Publication Date:
18 April 2018 (online)


The possibilities of endoscopic diagnosis in the head and neck area have been expanded in recent years through technological developments. In clinical practice, high-resolution white-light endoscopy, preferably with digital magnification and narrow band imaging (NBI), has prevailed as the standard technique in endoscopic diagnosis. Data on the influence of previous laryngeal operations on the diagnostic value of laryngeal endoscopy are not available in the national and international literature.

We performed a blinded assessment of endoscopic images of laryngeal lesions in white light and NBI mode through three ENT specialists. 170 lesions were recorded preoperatively with a flexible endoscope and 144 lesions intraoperatively with a rigid endoscope. These observers had to differentiate between potentially malignant and benign lesions. In 65 lesions, the larynx had previously undergone surgery. The sensitivity and specificity of the assessment in white light and NBI mode were averaged for all three observers and calculated separately for the previously operated or non-operated patients. Histology served as the gold standard.

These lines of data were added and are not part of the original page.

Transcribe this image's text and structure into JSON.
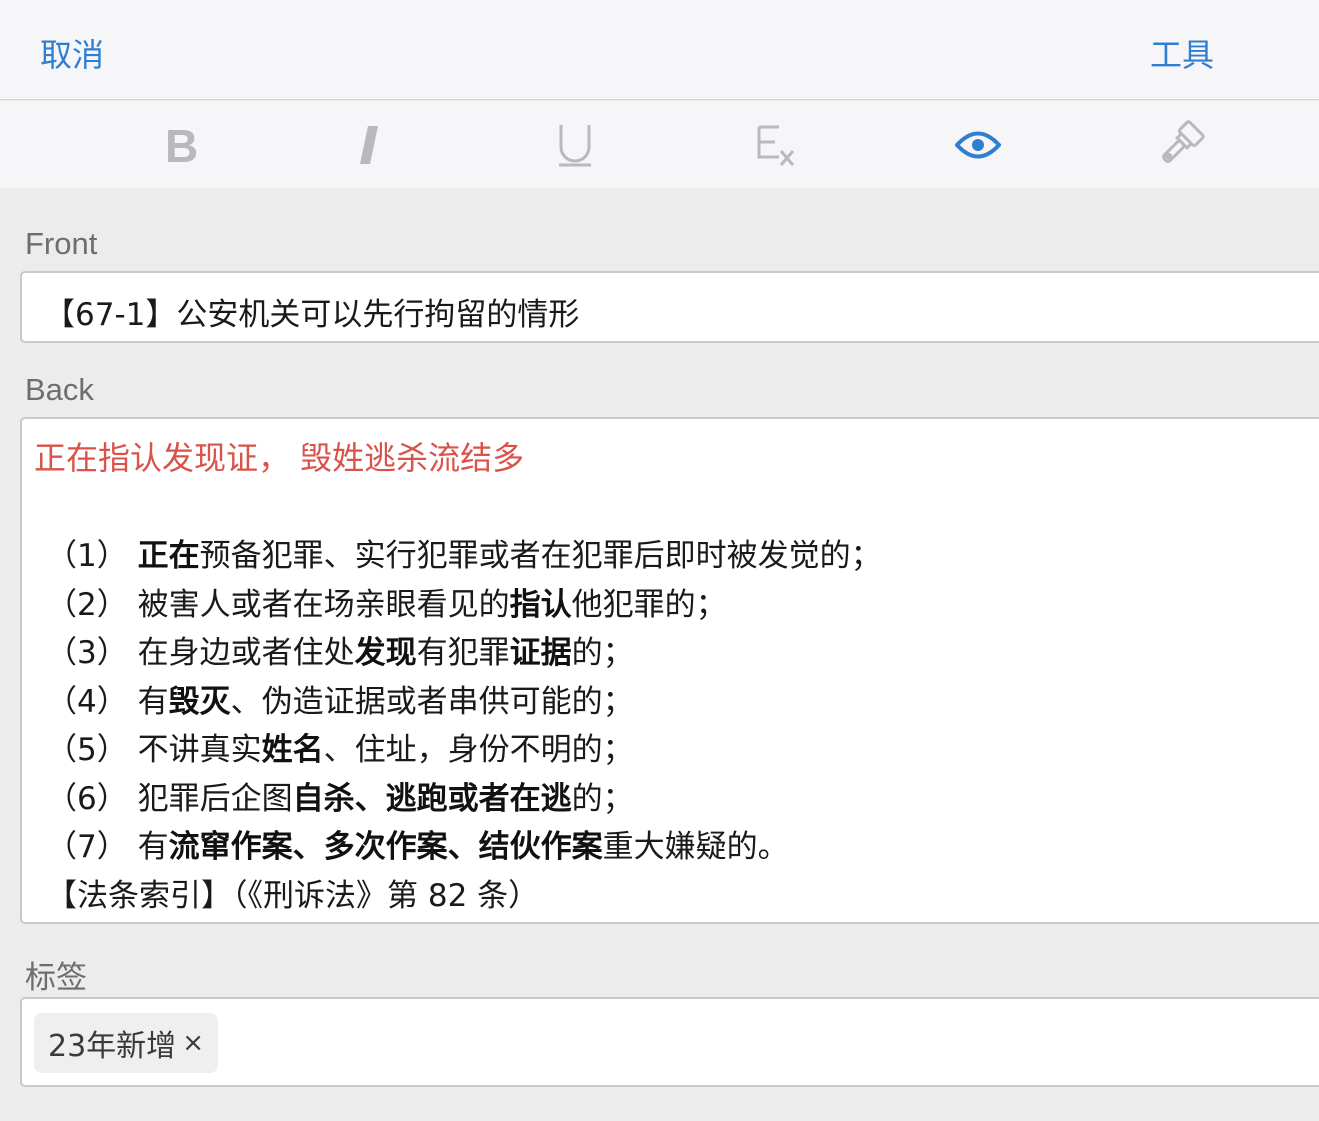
{
  "header": {
    "cancel_label": "取消",
    "tools_label": "工具"
  },
  "toolbar": {
    "bold_icon": "bold-icon",
    "italic_icon": "italic-icon",
    "underline_icon": "underline-icon",
    "clear_format_icon": "clear-format-icon",
    "preview_icon": "eye-icon",
    "format_painter_icon": "paint-brush-icon",
    "active_color": "#2f7fd0",
    "inactive_color": "#b9b9bd"
  },
  "front": {
    "label": "Front",
    "value": "【67-1】公安机关可以先行拘留的情形"
  },
  "back": {
    "label": "Back",
    "summary": "正在指认发现证， 毁姓逃杀流结多",
    "summary_color": "#d9534a",
    "lines": [
      [
        {
          "t": "（1） ",
          "b": false
        },
        {
          "t": "正在",
          "b": true
        },
        {
          "t": "预备犯罪、实行犯罪或者在犯罪后即时被发觉的；",
          "b": false
        }
      ],
      [
        {
          "t": "（2） 被害人或者在场亲眼看见的",
          "b": false
        },
        {
          "t": "指认",
          "b": true
        },
        {
          "t": "他犯罪的；",
          "b": false
        }
      ],
      [
        {
          "t": "（3） 在身边或者住处",
          "b": false
        },
        {
          "t": "发现",
          "b": true
        },
        {
          "t": "有犯罪",
          "b": false
        },
        {
          "t": "证据",
          "b": true
        },
        {
          "t": "的；",
          "b": false
        }
      ],
      [
        {
          "t": "（4） 有",
          "b": false
        },
        {
          "t": "毁灭",
          "b": true
        },
        {
          "t": "、伪造证据或者串供可能的；",
          "b": false
        }
      ],
      [
        {
          "t": "（5） 不讲真实",
          "b": false
        },
        {
          "t": "姓名",
          "b": true
        },
        {
          "t": "、住址，身份不明的；",
          "b": false
        }
      ],
      [
        {
          "t": "（6） 犯罪后企图",
          "b": false
        },
        {
          "t": "自杀、逃跑或者在逃",
          "b": true
        },
        {
          "t": "的；",
          "b": false
        }
      ],
      [
        {
          "t": "（7） 有",
          "b": false
        },
        {
          "t": "流窜作案、多次作案、结伙作案",
          "b": true
        },
        {
          "t": "重大嫌疑的。",
          "b": false
        }
      ],
      [
        {
          "t": "【法条索引】（《刑诉法》第 82 条）",
          "b": false
        }
      ]
    ]
  },
  "tags": {
    "label": "标签",
    "items": [
      {
        "label": "23年新增",
        "remove": "×"
      }
    ]
  }
}
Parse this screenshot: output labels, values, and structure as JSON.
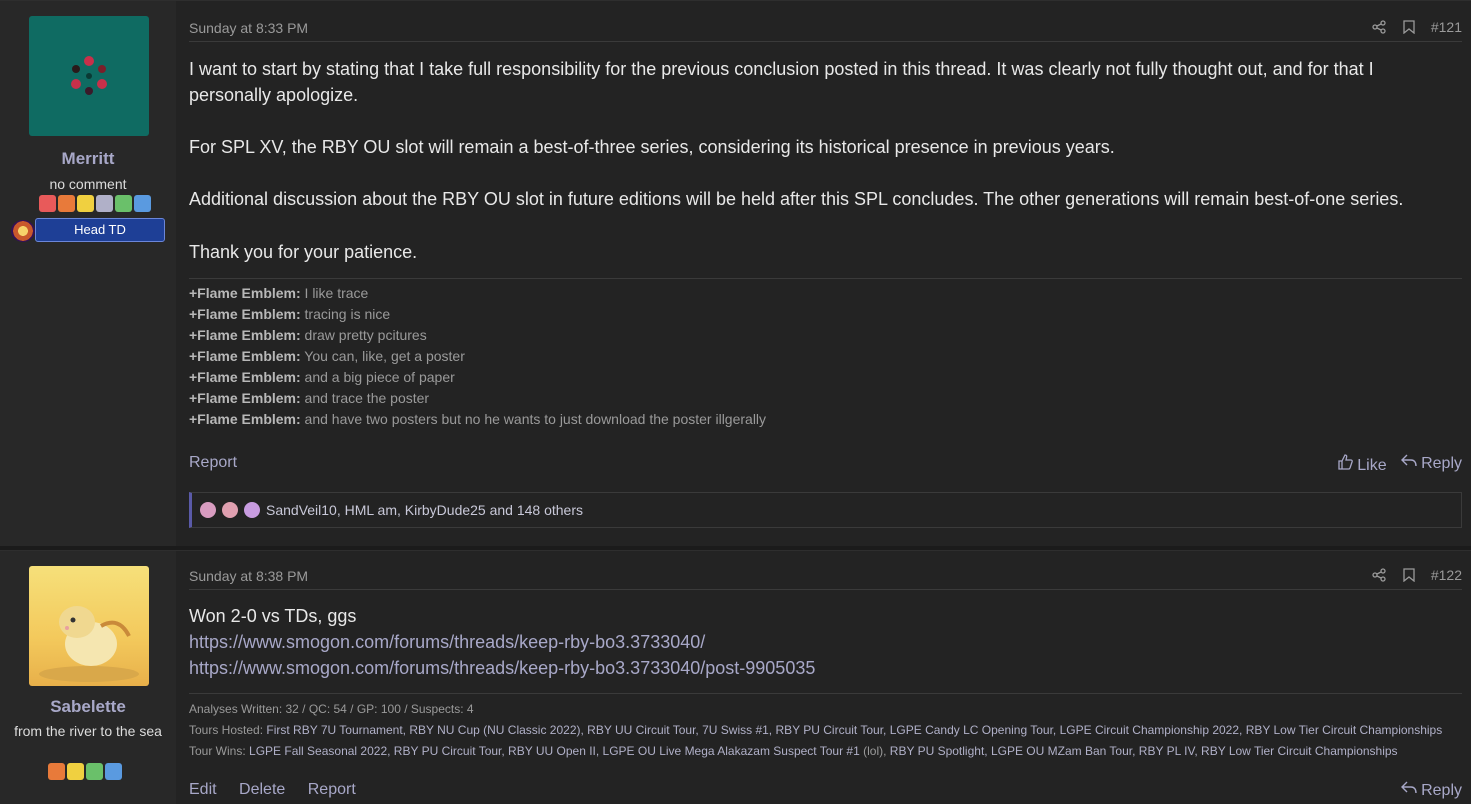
{
  "posts": [
    {
      "username": "Merritt",
      "user_title": "no comment",
      "banner": "Head TD",
      "date": "Sunday at 8:33 PM",
      "number": "#121",
      "paragraphs": [
        "I want to start by stating that I take full responsibility for the previous conclusion posted in this thread. It was clearly not fully thought out, and for that I personally apologize.",
        "For SPL XV, the RBY OU slot will remain a best-of-three series, considering its historical presence in previous years.",
        "Additional discussion about the RBY OU slot in future editions will be held after this SPL concludes. The other generations will remain best-of-one series.",
        "Thank you for your patience."
      ],
      "signature": [
        {
          "name": "+Flame Emblem:",
          "text": " I like trace"
        },
        {
          "name": "+Flame Emblem:",
          "text": " tracing is nice"
        },
        {
          "name": "+Flame Emblem:",
          "text": " draw pretty pcitures"
        },
        {
          "name": "+Flame Emblem:",
          "text": " You can, like, get a poster"
        },
        {
          "name": "+Flame Emblem:",
          "text": " and a big piece of paper"
        },
        {
          "name": "+Flame Emblem:",
          "text": " and trace the poster"
        },
        {
          "name": "+Flame Emblem:",
          "text": " and have two posters but no he wants to just download the poster illgerally"
        }
      ],
      "actions": {
        "report": "Report",
        "like": "Like",
        "reply": "Reply"
      },
      "reactions": "SandVeil10, HML am, KirbyDude25 and 148 others"
    },
    {
      "username": "Sabelette",
      "user_title": "from the river to the sea",
      "date": "Sunday at 8:38 PM",
      "number": "#122",
      "line1": "Won 2-0 vs TDs, ggs",
      "link1": "https://www.smogon.com/forums/threads/keep-rby-bo3.3733040/",
      "link2": "https://www.smogon.com/forums/threads/keep-rby-bo3.3733040/post-9905035",
      "sig_line1": "Analyses Written: 32 / QC: 54 / GP: 100 / Suspects: 4",
      "sig_line2_label": "Tours Hosted:",
      "sig_line2": "First RBY 7U Tournament, RBY NU Cup (NU Classic 2022), RBY UU Circuit Tour, 7U Swiss #1, RBY PU Circuit Tour, LGPE Candy LC Opening Tour, LGPE Circuit Championship 2022, RBY Low Tier Circuit Championships",
      "sig_line3_label": "Tour Wins:",
      "sig_line3a": "LGPE Fall Seasonal 2022, RBY PU Circuit Tour, RBY UU Open II, LGPE OU Live Mega Alakazam Suspect Tour #1",
      "sig_line3b": " (lol), ",
      "sig_line3c": "RBY PU Spotlight, LGPE OU MZam Ban Tour, RBY PL IV, RBY Low Tier Circuit Championships",
      "actions": {
        "edit": "Edit",
        "delete": "Delete",
        "report": "Report",
        "reply": "Reply"
      }
    }
  ],
  "colors": {
    "accent": "#a8a8c8",
    "banner": "#1e3f96"
  },
  "icons": [
    "share-icon",
    "bookmark-icon",
    "like-icon",
    "reply-icon"
  ]
}
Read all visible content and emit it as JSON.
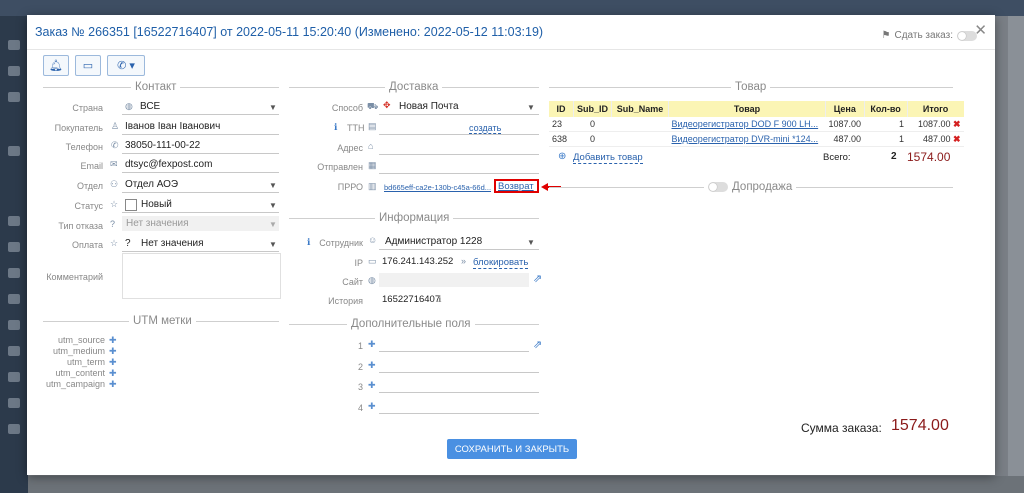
{
  "order": {
    "title": "Заказ № 266351 [16522716407] от 2022-05-11 15:20:40 (Изменено: 2022-05-12 11:03:19)",
    "handover_label": "Сдать заказ:",
    "save_button": "СОХРАНИТЬ И ЗАКРЫТЬ",
    "total_label": "Сумма заказа:",
    "total_value": "1574.00"
  },
  "sections": {
    "contact": "Контакт",
    "delivery": "Доставка",
    "goods": "Товар",
    "info": "Информация",
    "utm": "UTM метки",
    "extra": "Дополнительные поля",
    "upsell": "Допродажа"
  },
  "contact": {
    "country_label": "Страна",
    "country_value": "ВСЕ",
    "buyer_label": "Покупатель",
    "buyer_value": "Іванов Іван Іванович",
    "phone_label": "Телефон",
    "phone_value": "38050-111-00-22",
    "email_label": "Email",
    "email_value": "dtsyc@fexpost.com",
    "dept_label": "Отдел",
    "dept_value": "Отдел АОЭ",
    "status_label": "Статус",
    "status_value": "Новый",
    "refusal_label": "Тип отказа",
    "refusal_value": "Нет значения",
    "payment_label": "Оплата",
    "payment_value": "Нет значения",
    "comment_label": "Комментарий"
  },
  "delivery": {
    "method_label": "Способ",
    "method_value": "Новая Почта",
    "ttn_label": "ТТН",
    "ttn_action": "создать",
    "address_label": "Адрес",
    "sent_label": "Отправлен",
    "prro_label": "ПРРО",
    "prro_value": "bd665eff-ca2e-130b-c45a-66d...",
    "prro_return": "Возврат"
  },
  "info": {
    "employee_label": "Сотрудник",
    "employee_value": "Администратор 1228",
    "ip_label": "IP",
    "ip_value": "176.241.143.252",
    "ip_block": "блокировать",
    "site_label": "Сайт",
    "history_label": "История",
    "history_value": "16522716407"
  },
  "utm": [
    "utm_source",
    "utm_medium",
    "utm_term",
    "utm_content",
    "utm_campaign"
  ],
  "extra_fields": [
    "1",
    "2",
    "3",
    "4"
  ],
  "goods": {
    "headers": [
      "ID",
      "Sub_ID",
      "Sub_Name",
      "Товар",
      "Цена",
      "Кол-во",
      "Итого"
    ],
    "rows": [
      {
        "id": "23",
        "sub_id": "0",
        "sub_name": "",
        "product": "Видеорегистратор DOD F 900 LH...",
        "price": "1087.00",
        "qty": "1",
        "total": "1087.00"
      },
      {
        "id": "638",
        "sub_id": "0",
        "sub_name": "",
        "product": "Видеорегистратор DVR-mini *124...",
        "price": "487.00",
        "qty": "1",
        "total": "487.00"
      }
    ],
    "add_label": "Добавить товар",
    "sum_label": "Всего:",
    "sum_qty": "2",
    "sum_total": "1574.00"
  },
  "colors": {
    "accent": "#2a62ad",
    "total": "#8b1a1a",
    "highlight": "#e00000",
    "table_header": "#fbf5b5",
    "save": "#4a90e2"
  }
}
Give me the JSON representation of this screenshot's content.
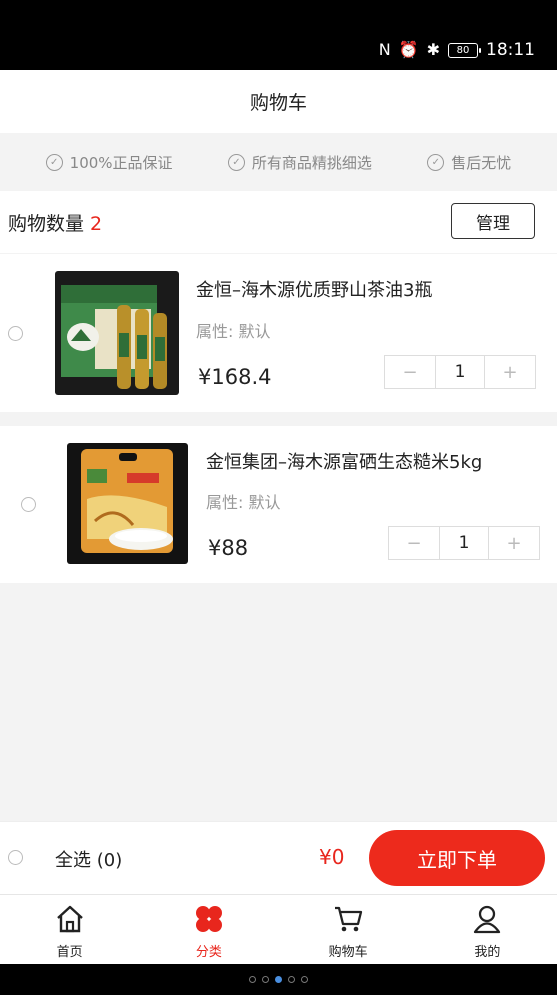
{
  "status_bar": {
    "nfc": "N",
    "alarm": "⏰",
    "bluetooth": "✱",
    "battery": "80",
    "time": "18:11"
  },
  "header": {
    "title": "购物车"
  },
  "guarantees": [
    "100%正品保证",
    "所有商品精挑细选",
    "售后无忧"
  ],
  "cart_summary": {
    "label": "购物数量",
    "count": "2",
    "manage_label": "管理"
  },
  "items": [
    {
      "title": "金恒–海木源优质野山茶油3瓶",
      "attribute": "属性:  默认",
      "price": "¥168.4",
      "quantity": "1",
      "minus": "−",
      "plus": "+"
    },
    {
      "title": "金恒集团–海木源富硒生态糙米5kg",
      "attribute": "属性:  默认",
      "price": "¥88",
      "quantity": "1",
      "minus": "−",
      "plus": "+"
    }
  ],
  "checkout": {
    "select_all": "全选 (0)",
    "total": "¥0",
    "order_button": "立即下单"
  },
  "tabs": [
    {
      "label": "首页",
      "icon": "home-icon",
      "active": false
    },
    {
      "label": "分类",
      "icon": "category-icon",
      "active": true
    },
    {
      "label": "购物车",
      "icon": "cart-icon",
      "active": false
    },
    {
      "label": "我的",
      "icon": "profile-icon",
      "active": false
    }
  ],
  "colors": {
    "accent": "#e8261d",
    "button": "#ed2a1c",
    "background": "#f3f3f3"
  }
}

The averaged sensitivity and specificity were higher in the evaluation in NBI mode compared to white light and higher in previously non-operated lesions compared to operated ones. The added benefit of NBI in terms of averaged sensitivity was statistically significant. In the group of preoperative recordings the sensitivity of the pre-operated patients increased from 63.9% in the white light mode to 86.1% in the NBI mode and the specificity from 95.0% to 96.7%.

Overall, it was shown that previous laryngeal operations are a relevant factor influencing endoscopic diagnosis and that the use of NBI in this subgroup may be beneficial.